Descending from Alpe d'Huez we tried to continue on the correct path, but several cars were crashed up ahead including a Sunbeam on its roof, so we were instructed to go the long way around, resulting in further delays. Instead of attempting the last regularity in daylight, we were in pitch black, thick fog and sub zero temperatures. Using the map (a bit), and our sense of direction (more), we got through the right route.

Then just as we were on the last stretch a blind left hander came out of the fog. Tim's attempts to turn were thwarted by sheet ice. The resulting skid was brought to an abrupt halt by a jarring impact with the Armco. The blow ripped off the rear right fender and bent both right wheels. Pulling to the side of the road, I jumped out, red triangle in hand to warn the next car in line. Despite the damage we were actually lucky. If the impact had been a few feet sooner, the sloping end of the Armco would have launched us over the cliff.
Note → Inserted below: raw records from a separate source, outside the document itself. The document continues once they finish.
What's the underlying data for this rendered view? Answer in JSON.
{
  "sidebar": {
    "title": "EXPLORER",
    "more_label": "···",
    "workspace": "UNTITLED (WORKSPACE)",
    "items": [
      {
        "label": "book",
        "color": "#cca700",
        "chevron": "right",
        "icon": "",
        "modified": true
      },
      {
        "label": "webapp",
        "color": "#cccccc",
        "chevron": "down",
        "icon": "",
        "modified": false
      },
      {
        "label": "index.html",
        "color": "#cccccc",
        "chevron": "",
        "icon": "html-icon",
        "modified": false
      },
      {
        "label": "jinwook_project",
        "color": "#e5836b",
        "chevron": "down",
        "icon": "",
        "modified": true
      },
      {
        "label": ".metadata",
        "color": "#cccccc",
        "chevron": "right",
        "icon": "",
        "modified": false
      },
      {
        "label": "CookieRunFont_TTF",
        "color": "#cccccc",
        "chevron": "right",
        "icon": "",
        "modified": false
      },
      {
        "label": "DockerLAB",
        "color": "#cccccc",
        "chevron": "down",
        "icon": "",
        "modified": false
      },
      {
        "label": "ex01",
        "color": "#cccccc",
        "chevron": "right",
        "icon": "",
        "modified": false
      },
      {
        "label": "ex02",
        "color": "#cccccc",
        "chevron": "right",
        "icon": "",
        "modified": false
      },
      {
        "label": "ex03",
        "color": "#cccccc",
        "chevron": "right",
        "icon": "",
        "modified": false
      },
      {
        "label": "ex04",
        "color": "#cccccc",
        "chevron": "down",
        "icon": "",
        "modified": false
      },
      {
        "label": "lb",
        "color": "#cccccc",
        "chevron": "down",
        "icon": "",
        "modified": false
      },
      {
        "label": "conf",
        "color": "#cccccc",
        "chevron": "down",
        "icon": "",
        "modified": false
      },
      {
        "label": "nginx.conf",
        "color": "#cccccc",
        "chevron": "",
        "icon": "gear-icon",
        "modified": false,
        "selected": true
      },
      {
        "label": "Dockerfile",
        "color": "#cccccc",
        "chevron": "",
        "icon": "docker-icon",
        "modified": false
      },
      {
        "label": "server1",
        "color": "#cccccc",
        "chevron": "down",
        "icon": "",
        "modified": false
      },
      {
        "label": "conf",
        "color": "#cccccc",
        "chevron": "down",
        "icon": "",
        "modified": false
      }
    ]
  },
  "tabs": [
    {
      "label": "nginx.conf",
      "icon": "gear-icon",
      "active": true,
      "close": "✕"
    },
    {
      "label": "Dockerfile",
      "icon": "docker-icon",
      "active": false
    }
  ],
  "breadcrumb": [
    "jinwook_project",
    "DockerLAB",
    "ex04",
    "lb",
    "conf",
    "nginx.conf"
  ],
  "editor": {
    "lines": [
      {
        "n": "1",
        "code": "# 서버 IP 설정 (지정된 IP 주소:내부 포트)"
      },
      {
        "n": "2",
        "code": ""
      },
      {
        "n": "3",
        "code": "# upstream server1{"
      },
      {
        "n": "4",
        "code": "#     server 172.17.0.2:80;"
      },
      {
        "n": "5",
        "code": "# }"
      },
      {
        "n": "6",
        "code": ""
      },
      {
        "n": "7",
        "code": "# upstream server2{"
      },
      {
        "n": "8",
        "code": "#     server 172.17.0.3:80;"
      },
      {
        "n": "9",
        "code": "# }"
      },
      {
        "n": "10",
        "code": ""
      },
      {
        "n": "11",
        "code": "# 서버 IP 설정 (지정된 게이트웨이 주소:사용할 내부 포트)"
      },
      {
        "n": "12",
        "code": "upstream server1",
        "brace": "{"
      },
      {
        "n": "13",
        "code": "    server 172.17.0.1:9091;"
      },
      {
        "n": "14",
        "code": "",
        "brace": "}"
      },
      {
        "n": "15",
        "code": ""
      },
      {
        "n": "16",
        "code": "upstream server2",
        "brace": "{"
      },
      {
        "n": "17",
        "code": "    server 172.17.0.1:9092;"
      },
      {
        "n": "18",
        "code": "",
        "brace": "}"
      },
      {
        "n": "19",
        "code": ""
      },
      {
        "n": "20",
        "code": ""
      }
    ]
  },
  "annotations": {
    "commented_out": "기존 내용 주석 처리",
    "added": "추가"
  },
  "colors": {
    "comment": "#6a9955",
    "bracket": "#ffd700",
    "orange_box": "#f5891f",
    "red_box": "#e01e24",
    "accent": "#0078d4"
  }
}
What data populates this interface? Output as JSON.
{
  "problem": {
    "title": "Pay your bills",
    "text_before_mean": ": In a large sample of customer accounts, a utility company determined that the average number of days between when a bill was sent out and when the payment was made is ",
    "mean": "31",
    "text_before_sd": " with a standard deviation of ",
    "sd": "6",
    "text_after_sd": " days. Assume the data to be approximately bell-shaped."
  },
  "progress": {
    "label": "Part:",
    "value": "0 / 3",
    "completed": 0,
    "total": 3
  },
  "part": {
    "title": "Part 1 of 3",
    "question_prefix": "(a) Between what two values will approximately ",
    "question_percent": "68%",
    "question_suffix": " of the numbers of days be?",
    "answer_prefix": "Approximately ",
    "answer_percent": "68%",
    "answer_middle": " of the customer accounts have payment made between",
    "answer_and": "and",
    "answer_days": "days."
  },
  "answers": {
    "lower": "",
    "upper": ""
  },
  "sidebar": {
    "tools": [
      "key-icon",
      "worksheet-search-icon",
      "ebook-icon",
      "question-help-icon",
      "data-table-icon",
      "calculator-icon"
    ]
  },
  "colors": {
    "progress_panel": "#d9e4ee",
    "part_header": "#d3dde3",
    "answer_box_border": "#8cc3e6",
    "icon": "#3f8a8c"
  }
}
We were met by the sweepers in a Land Rover who helped change the wheels and check to make sure we could slowly continue to Gap. One of the mechanics cheerfully suggested that all that was wrong was a bent wheel and we should go on, however, Tim and I decided to cut our losses and end there. It turned out we were wise not to continue, the rear hub and front upright were cracked.

But what of the other Lotus entries? The Lotus Cortina of Mike Newman/Alec Newsham came in 16th overall in the Marathon Route (7th in class) with only 19 minutes and 43 seconds in penalties. A great run. Robert Harley and David Densham brought the other Cortina in eighth in the same class, but seventy ninth overall with 13 hours, 14 minutes and 1 second penalties!

The Seven was shipped back to the UK by Cambridge Motorsports (http://dspace.dial.pipex.com/cambridge.motorsport) with whom we had already arranged to bring the car back from Cannes. The major damage was repaired at Redline and the car arrived back to Texas in due course only slightly the worse for wear. As you read this it is being cleaned and rebuilt to put back on the street with a few more scars to boast its eventful life.

So are we doing it next year? No. Not because of the crash, but because this time a higher goal is in the offering. Starting September 2002 will be the London to Katmandu. Twenty five days to the top of the world. Yes, you've guessed it, there will be a yellow '69 Seven running it (unless anyone knows of a Cortina going cheap?). Given the magnitude of the undertaking we are looking for commercial sponsorship. So, anyone interested please let me know.


Return to the Main Auto Page